The ordeal meant that most of our stuff waited for us in a warehouse, in the twilight zone between the previous apartment and the next one, and we had to wait until early December until we got it back. That translates to a lot of time without my PC or my Xbox 360. My already intimidating games backlog continued to grow and grow.

But it’s been well over a month since my hardware returned, so the backlog should surely have been reduced by now. Right?

Well, Skyrim happened. It’s not like I don’t want to finish Deux Ex: Human Revolution, it’s not like I don’t want to try out Battlefield 3, but…

I was never that impressed by Oblivion. And Skyrim is not a perfect game. But by god was it a long time since a game captured my imagination like this. When I’ve played it, I keep thinking about it even when I should be sound asleep. I think about the things I might want to try, and potential scenarios that might unfold the next time I enter its captivating world.

The game lives in the mind, and it was years since that happened to me. I remember having games stay with me during downtime when I was a kid, but these days it’s very rare… and I treasure whenever it happens.

Hi Sweden. It’s been a while

Since a bit over a month and a half, I’m back in Sweden. Kind of. I’m writing this from my flat in Oslo.

Me and Lena had thought about moving to Sweden for some time, and one of the reasons I decided to take the plunge now was the opportunity to join Machinegames. A fairly new studio in central Uppsala, founded by industry veterans. Two stylish floors of very talented and experienced artists, designers, engineers and other crazies. To get the chance to work with what I see as one of the best teams in the games industry makes me very pleased. I can do good work here.
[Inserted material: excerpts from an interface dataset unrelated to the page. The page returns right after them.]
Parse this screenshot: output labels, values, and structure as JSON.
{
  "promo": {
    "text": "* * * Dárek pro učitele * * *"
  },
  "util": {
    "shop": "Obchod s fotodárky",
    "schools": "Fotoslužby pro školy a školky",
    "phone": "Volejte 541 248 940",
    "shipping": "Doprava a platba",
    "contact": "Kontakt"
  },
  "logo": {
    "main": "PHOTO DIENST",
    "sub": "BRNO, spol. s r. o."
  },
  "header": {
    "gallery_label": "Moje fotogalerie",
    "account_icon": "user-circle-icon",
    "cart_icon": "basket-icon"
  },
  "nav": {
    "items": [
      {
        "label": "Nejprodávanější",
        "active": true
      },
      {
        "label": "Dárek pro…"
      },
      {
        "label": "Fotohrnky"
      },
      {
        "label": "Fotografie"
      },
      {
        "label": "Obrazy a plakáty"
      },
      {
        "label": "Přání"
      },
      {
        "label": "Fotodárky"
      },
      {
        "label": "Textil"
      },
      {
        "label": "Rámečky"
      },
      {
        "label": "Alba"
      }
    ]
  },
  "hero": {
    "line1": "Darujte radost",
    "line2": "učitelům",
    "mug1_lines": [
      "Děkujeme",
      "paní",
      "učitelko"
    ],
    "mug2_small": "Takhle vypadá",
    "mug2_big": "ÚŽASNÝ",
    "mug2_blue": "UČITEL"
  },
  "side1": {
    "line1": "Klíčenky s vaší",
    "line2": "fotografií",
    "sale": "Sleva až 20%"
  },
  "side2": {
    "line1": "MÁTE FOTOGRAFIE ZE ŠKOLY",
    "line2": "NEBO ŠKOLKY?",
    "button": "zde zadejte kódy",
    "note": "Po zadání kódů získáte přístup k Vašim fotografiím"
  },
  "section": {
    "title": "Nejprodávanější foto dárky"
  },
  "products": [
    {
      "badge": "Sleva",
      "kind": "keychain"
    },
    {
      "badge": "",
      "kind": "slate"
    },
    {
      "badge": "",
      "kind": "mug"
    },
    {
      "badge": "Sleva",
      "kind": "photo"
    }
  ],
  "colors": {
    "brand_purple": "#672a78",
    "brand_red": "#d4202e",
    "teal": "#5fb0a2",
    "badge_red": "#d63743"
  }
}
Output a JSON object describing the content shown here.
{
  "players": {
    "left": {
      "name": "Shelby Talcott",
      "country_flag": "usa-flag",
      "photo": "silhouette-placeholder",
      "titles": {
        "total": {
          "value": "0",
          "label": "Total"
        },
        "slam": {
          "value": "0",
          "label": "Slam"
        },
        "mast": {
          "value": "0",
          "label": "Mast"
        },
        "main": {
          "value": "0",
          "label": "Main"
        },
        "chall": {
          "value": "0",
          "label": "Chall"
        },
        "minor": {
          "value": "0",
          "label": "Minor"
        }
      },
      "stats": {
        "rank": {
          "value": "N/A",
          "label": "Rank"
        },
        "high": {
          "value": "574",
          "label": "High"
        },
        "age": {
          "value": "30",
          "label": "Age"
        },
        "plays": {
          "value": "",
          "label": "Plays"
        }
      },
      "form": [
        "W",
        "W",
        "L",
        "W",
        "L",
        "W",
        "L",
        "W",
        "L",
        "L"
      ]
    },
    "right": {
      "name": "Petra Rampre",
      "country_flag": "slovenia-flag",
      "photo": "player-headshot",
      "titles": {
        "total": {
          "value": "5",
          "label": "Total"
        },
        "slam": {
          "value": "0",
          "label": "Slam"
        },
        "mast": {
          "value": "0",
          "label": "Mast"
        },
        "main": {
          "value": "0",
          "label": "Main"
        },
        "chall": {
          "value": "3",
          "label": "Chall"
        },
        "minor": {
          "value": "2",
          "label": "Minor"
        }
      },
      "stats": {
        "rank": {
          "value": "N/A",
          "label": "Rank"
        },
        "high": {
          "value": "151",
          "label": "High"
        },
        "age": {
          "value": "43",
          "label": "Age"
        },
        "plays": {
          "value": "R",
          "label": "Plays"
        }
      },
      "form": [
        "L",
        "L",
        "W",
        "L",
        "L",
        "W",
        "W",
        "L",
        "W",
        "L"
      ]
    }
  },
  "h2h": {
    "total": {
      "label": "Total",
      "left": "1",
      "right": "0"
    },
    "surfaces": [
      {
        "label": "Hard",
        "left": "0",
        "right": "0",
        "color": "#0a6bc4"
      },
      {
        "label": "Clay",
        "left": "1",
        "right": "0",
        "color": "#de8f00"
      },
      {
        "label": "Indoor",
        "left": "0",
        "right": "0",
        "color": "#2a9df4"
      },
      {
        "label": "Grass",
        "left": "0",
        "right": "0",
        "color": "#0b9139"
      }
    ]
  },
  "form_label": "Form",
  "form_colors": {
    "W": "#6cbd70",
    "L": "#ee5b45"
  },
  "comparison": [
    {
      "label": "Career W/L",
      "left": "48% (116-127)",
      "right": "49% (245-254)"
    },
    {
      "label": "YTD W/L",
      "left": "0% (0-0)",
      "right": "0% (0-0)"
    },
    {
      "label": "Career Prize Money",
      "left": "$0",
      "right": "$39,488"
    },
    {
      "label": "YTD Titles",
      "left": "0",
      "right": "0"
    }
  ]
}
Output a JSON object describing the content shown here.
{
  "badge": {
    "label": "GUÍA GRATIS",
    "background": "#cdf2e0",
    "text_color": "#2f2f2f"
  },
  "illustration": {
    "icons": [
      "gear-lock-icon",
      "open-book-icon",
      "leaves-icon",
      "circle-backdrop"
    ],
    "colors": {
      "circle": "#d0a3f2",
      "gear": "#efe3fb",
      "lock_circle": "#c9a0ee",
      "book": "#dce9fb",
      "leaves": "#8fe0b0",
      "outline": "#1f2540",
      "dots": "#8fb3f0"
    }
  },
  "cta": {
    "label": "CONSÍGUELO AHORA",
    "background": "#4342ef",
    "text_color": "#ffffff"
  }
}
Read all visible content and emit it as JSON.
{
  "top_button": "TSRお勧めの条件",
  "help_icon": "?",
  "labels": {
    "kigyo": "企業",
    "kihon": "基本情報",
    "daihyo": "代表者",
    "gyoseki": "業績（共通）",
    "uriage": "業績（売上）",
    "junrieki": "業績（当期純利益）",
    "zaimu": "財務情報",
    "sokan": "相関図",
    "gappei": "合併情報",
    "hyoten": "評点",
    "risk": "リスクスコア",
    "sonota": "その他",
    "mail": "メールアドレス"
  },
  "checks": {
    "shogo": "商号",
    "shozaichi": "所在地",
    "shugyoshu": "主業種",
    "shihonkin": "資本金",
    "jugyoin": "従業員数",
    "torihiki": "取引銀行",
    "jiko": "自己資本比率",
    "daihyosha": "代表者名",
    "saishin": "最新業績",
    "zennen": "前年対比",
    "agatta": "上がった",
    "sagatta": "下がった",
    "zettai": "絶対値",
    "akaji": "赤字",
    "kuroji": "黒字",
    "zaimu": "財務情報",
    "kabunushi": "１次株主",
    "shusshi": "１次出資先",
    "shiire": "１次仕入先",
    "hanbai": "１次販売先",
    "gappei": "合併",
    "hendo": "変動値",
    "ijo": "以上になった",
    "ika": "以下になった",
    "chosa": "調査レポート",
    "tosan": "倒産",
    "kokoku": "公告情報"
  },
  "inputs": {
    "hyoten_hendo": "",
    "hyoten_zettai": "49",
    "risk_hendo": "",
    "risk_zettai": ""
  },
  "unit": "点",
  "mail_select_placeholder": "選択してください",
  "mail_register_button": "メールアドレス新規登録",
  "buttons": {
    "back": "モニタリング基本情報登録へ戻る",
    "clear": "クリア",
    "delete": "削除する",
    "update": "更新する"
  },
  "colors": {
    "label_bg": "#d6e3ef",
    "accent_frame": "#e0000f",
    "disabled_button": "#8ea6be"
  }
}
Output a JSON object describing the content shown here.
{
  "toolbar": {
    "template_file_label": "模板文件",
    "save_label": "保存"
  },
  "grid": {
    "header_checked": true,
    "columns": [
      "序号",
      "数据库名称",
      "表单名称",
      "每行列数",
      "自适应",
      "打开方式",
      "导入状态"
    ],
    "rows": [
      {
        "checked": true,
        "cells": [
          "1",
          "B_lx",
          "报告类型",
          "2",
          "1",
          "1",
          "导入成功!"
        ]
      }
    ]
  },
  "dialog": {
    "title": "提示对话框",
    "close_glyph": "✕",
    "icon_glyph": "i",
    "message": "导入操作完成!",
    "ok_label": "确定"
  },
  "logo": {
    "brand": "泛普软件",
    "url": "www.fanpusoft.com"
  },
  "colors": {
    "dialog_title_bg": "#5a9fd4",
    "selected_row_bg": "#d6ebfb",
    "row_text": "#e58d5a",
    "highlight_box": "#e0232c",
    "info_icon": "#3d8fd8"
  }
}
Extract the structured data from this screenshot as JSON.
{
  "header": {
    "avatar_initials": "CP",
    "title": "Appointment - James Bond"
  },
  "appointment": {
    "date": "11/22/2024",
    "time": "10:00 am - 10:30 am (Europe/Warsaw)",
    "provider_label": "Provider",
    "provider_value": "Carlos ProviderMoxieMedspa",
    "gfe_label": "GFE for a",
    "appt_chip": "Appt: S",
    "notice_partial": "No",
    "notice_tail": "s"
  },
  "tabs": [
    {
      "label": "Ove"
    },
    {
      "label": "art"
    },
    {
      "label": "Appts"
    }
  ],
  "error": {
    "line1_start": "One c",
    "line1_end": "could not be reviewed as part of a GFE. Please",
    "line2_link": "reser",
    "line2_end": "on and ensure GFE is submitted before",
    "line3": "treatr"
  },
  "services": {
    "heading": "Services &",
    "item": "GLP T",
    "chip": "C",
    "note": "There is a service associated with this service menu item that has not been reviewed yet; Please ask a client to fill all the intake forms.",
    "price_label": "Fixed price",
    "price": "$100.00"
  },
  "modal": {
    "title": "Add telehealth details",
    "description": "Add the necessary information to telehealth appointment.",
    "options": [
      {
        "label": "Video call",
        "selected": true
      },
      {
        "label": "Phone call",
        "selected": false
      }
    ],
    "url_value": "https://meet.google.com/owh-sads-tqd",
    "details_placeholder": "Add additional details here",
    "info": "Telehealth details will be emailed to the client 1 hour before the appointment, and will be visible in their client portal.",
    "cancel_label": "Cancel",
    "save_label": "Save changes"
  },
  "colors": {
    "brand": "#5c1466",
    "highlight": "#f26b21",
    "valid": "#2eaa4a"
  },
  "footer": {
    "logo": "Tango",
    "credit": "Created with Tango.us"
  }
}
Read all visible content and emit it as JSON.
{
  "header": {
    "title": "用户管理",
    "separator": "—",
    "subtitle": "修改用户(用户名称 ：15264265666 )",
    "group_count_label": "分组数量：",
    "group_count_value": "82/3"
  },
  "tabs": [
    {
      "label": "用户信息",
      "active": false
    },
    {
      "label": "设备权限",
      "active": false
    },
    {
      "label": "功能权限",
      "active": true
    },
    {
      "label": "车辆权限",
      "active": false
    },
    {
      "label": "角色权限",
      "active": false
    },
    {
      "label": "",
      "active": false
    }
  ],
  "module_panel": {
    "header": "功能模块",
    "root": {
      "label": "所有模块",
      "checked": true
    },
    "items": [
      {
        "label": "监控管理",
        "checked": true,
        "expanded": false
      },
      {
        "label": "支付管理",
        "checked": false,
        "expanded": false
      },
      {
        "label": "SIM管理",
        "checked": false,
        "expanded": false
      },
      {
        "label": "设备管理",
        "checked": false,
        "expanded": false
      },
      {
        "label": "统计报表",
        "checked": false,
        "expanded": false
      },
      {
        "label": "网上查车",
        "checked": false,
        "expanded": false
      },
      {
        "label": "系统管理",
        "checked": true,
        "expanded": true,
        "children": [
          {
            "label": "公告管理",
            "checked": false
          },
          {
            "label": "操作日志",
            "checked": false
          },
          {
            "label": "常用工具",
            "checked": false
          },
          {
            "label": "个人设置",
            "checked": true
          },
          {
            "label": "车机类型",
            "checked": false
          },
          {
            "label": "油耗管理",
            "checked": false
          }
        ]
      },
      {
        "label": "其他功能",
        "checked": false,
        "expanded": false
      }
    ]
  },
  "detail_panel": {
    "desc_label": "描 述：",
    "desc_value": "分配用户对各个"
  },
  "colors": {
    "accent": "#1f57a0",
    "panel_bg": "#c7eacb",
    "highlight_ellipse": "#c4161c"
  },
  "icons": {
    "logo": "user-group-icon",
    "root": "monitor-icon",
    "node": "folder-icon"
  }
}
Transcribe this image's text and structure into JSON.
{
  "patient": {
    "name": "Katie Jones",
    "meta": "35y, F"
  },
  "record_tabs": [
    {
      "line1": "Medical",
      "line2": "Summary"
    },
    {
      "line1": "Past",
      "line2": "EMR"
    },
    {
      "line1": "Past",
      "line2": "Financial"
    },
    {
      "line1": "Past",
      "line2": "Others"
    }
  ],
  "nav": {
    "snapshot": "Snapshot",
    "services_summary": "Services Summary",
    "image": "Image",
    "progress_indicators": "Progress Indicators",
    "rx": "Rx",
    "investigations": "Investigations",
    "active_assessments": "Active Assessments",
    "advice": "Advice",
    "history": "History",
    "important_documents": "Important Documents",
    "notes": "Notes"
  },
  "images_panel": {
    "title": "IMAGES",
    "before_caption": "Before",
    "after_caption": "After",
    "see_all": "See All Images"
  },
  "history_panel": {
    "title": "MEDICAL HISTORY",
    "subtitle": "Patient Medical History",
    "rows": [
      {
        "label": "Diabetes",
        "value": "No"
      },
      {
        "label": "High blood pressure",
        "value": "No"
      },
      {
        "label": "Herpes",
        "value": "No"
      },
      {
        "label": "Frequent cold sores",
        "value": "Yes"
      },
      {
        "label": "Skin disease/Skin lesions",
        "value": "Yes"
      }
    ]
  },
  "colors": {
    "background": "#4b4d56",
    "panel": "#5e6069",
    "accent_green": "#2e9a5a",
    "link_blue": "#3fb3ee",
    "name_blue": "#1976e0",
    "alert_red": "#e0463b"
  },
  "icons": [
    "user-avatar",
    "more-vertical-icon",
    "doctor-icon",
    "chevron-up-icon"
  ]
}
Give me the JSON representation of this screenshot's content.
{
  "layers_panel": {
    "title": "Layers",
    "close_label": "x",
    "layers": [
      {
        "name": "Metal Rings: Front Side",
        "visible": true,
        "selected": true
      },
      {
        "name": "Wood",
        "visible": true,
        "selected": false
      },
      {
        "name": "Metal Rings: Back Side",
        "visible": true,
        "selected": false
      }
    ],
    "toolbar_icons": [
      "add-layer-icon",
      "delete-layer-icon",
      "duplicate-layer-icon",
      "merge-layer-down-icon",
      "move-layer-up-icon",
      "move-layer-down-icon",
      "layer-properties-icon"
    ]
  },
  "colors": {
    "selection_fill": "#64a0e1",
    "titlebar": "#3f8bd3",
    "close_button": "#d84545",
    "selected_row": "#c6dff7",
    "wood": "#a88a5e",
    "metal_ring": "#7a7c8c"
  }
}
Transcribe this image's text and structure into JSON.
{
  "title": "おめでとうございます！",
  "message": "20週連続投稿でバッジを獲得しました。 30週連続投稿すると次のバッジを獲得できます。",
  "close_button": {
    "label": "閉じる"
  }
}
Uppsala. It means “oops” in german, but it’s no mistake. This time I trusted my intuition.

I spend many of my weekends in Oslo. My girlfriend and most of my things are still in the old apartment, and will remain there until late October (Lena is currently busy as one of the coordinators of the Film fra Sør movie festival). Then, when the festival is over and we have the keys, we will move into our own place in downtown Uppsala. But for now this is the state of things, so I tend to fly a lot to Oslo.

It feels like coming home. Because it is. Kind of. How confusing.

I’m currently sharing a flat with someone in Uppsala. It’s easy on the wallet until me and Lena live together again, and I haven’t had to worry about a bed, cutlery and all that. Still. I used to say that I never wanted to live in any kind of collective, and I still stand by that statement. It’s just not for me.

But it will do until October. Then I have a proper home again.